► Original AC Cobra for sale for the first time
► American V8 power, British chassis
► The legend starts here: this is Cobra Genesis
Auction houses aren’t exactly unknown for talking up their forthcoming lots, but RM Sotherby’s description of this car as ‘the most important American sports car ever to be offered for sale’ isn’t just water-tight, it’s practically hydrophobic. ‘CSX 2000’ is the original Shelby Cobra, and it remained in Carroll Shelby’s possession right through from its inception in 1962 until his death in 2012, when it was transferred to the Carroll Hall Shelby Trust.
Why is the original Shelby Cobra CSX 2000 so important?
The big deal about the Cobra is that it combined a lightweight British sports car – the AC Ace – with a whacking great Ford V8, and the big deal about CSX 2000 is that it is the very first example of this idea. In fact, for the first seven months of the Cobra’s life it was the /only/ example, a reality Shelby masterfully sought to conceal by repeatedly repainting the car between motor show and press appearances, suggesting there were several and that production was already in full swing.
RM Sotherby’s supposition is that without CSX 2000 there would not only have been no Cobra, but no Shelby American and consequently no Ford GT40 – and perhaps none of the cars that followed. It’s probably over-egging the pudding to suggest no-one else would have ever thought to combine brute-force American iron with a lightweight chassis, but Shelby got there first.
Tell me more about CSX 2000…
The first Cobra looks a little anaemic by bedroom poster standards, with no sign of the bulbous arches that grace later 427 models. It’s powered by a smaller engine than those 7.0-litre beauties, too: a high-revving, lightweight 260 cubic inch (that’s 4.3-litres…) Ford V8 – still enough to see off 0-60mph in just 4.2sec in a period Road & Track test. It also killed the quarter mile in 13.8sec at 112mph, and hit 153mph flat out. In 1962.
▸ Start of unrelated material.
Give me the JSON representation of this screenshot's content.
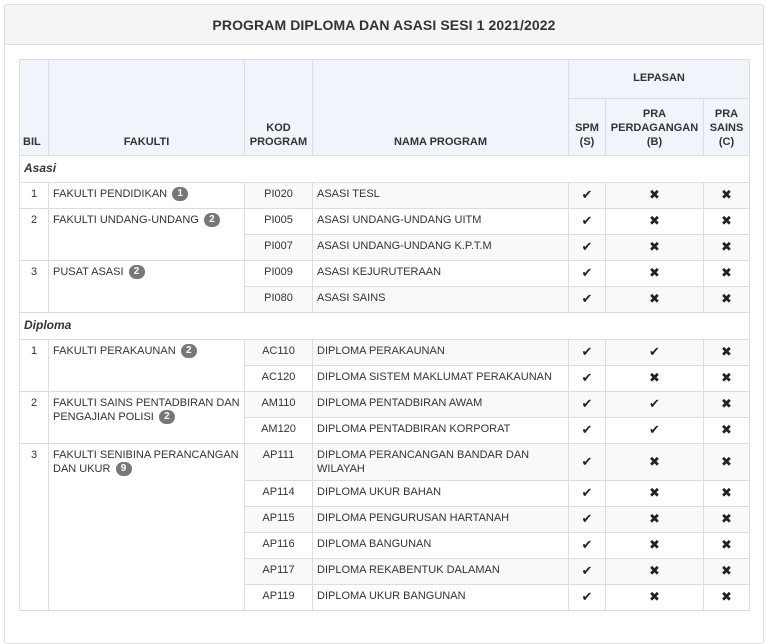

As the first – and for a good while only – Cobra, CSX 2000 has appeared in huge numbers of books and magazines, acted as company demonstrator and was even used by employees at the Carroll Shelby School of High Performance Driving for a time. Most recently it’s been on display at the Shelby Heritage Center in Las Vegas, where CAR caught up with it during a road trip in 2014. As you can see from the pics, it’s in unrestored condition, including chips in the paint that allow you to count the legendary layers.
A binding ‘no restoration’ clause should be a condition of the sale. The originality and provenance of this car is key to its value, historical importance and appeal.
How much is the first Shelby Cobra worth?
That’s one of those ‘how long is a piece of string’ kind of questions – and even RM Sotherby’s hasn’t put an estimate on it yet. We’ll all know for sure when the hammer drops at the end of bidding, which will take place during the auctioneer’s annual Monterey sale on 19-20 August 2016 during the Pebble Beach Concours d’Elegance week.
Other lots in the sale include another Carroll Shelby single-owner Cobra – CSX 3178, a 1965 427 model fitted with an automatic transmission – and a 1999 Shelby Series I Roadster. Just in case you’ve got any spare change left over…
In the Moment: pushing a Cobra way beyond its limits, CAR+ November 2015